Brief:
Tally the lines of the entries in which the string "Project" occurs, and say only how many.

─── The input ───

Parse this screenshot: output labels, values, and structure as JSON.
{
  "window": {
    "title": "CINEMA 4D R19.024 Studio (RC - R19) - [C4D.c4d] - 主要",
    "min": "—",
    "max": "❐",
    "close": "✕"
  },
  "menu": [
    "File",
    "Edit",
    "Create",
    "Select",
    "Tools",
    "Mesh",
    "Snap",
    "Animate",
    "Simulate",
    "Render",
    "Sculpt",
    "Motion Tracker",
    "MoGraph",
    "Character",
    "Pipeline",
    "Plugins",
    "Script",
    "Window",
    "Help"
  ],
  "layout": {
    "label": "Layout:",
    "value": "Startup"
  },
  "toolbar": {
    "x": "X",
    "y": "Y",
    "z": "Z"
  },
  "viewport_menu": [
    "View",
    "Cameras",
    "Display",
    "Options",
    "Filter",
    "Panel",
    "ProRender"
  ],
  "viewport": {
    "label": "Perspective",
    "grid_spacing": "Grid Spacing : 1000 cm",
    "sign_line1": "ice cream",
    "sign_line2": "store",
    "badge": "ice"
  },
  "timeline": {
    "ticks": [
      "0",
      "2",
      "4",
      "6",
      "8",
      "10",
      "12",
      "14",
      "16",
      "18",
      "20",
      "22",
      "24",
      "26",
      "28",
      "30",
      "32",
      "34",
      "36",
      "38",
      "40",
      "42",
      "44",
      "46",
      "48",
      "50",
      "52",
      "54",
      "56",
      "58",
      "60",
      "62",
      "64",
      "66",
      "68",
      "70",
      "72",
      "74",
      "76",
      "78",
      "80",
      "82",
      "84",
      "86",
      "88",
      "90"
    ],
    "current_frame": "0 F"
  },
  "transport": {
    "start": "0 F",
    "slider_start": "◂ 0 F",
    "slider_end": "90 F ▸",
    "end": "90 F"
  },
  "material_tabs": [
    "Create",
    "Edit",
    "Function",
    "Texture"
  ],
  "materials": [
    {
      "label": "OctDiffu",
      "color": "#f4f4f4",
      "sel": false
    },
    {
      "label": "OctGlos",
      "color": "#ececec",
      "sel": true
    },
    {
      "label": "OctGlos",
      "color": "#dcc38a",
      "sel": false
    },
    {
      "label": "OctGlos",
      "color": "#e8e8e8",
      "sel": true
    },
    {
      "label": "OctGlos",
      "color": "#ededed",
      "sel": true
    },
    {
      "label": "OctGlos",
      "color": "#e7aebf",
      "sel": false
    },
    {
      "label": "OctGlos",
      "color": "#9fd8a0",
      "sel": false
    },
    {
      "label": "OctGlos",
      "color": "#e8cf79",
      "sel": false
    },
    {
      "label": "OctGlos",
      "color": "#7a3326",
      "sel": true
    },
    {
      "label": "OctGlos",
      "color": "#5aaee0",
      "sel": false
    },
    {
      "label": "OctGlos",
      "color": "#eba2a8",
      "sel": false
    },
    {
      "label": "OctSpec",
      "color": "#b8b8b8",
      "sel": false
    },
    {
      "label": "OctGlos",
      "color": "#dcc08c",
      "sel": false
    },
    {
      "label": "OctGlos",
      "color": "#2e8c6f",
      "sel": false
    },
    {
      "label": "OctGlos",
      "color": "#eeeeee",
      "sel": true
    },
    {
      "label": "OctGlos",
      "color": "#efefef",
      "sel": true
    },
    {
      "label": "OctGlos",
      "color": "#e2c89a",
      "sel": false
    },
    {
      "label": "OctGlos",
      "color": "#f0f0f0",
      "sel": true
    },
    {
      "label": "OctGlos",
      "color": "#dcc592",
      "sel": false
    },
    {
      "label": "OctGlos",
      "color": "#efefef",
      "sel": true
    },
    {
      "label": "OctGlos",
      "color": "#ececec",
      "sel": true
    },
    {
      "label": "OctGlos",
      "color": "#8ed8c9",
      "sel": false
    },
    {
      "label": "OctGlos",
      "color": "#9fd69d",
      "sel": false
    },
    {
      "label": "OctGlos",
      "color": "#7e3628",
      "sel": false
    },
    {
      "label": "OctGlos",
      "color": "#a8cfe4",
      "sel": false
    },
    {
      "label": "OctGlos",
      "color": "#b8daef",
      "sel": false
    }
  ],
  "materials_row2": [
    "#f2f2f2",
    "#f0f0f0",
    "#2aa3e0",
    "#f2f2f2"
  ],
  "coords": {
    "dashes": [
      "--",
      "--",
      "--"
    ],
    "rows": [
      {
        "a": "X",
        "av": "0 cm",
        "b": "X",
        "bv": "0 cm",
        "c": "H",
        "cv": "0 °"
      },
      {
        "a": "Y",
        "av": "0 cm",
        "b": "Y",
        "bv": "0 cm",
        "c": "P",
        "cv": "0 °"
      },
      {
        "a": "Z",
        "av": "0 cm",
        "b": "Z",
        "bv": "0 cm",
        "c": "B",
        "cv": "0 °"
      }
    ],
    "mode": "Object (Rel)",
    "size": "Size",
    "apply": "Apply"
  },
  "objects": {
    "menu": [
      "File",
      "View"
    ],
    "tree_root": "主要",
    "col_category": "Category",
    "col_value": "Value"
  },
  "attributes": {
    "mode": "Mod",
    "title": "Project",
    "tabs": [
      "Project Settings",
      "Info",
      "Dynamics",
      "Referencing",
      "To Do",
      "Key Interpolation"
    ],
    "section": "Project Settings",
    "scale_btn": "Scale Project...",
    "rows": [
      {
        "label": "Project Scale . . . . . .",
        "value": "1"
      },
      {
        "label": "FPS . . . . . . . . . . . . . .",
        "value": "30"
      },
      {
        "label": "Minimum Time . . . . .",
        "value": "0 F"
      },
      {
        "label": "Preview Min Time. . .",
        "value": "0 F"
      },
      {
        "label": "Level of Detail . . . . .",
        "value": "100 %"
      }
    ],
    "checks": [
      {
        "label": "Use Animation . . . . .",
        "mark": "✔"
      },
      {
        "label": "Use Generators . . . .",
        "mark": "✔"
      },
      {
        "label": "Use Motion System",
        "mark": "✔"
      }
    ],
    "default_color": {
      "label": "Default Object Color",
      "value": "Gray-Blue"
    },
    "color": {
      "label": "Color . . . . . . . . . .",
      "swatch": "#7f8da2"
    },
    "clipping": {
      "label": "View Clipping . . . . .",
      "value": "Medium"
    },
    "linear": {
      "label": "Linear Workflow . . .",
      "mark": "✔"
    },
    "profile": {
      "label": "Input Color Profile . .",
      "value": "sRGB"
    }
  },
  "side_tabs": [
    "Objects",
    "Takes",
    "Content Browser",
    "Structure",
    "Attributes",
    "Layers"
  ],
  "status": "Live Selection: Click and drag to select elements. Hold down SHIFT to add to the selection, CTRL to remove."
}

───

Expected output:
5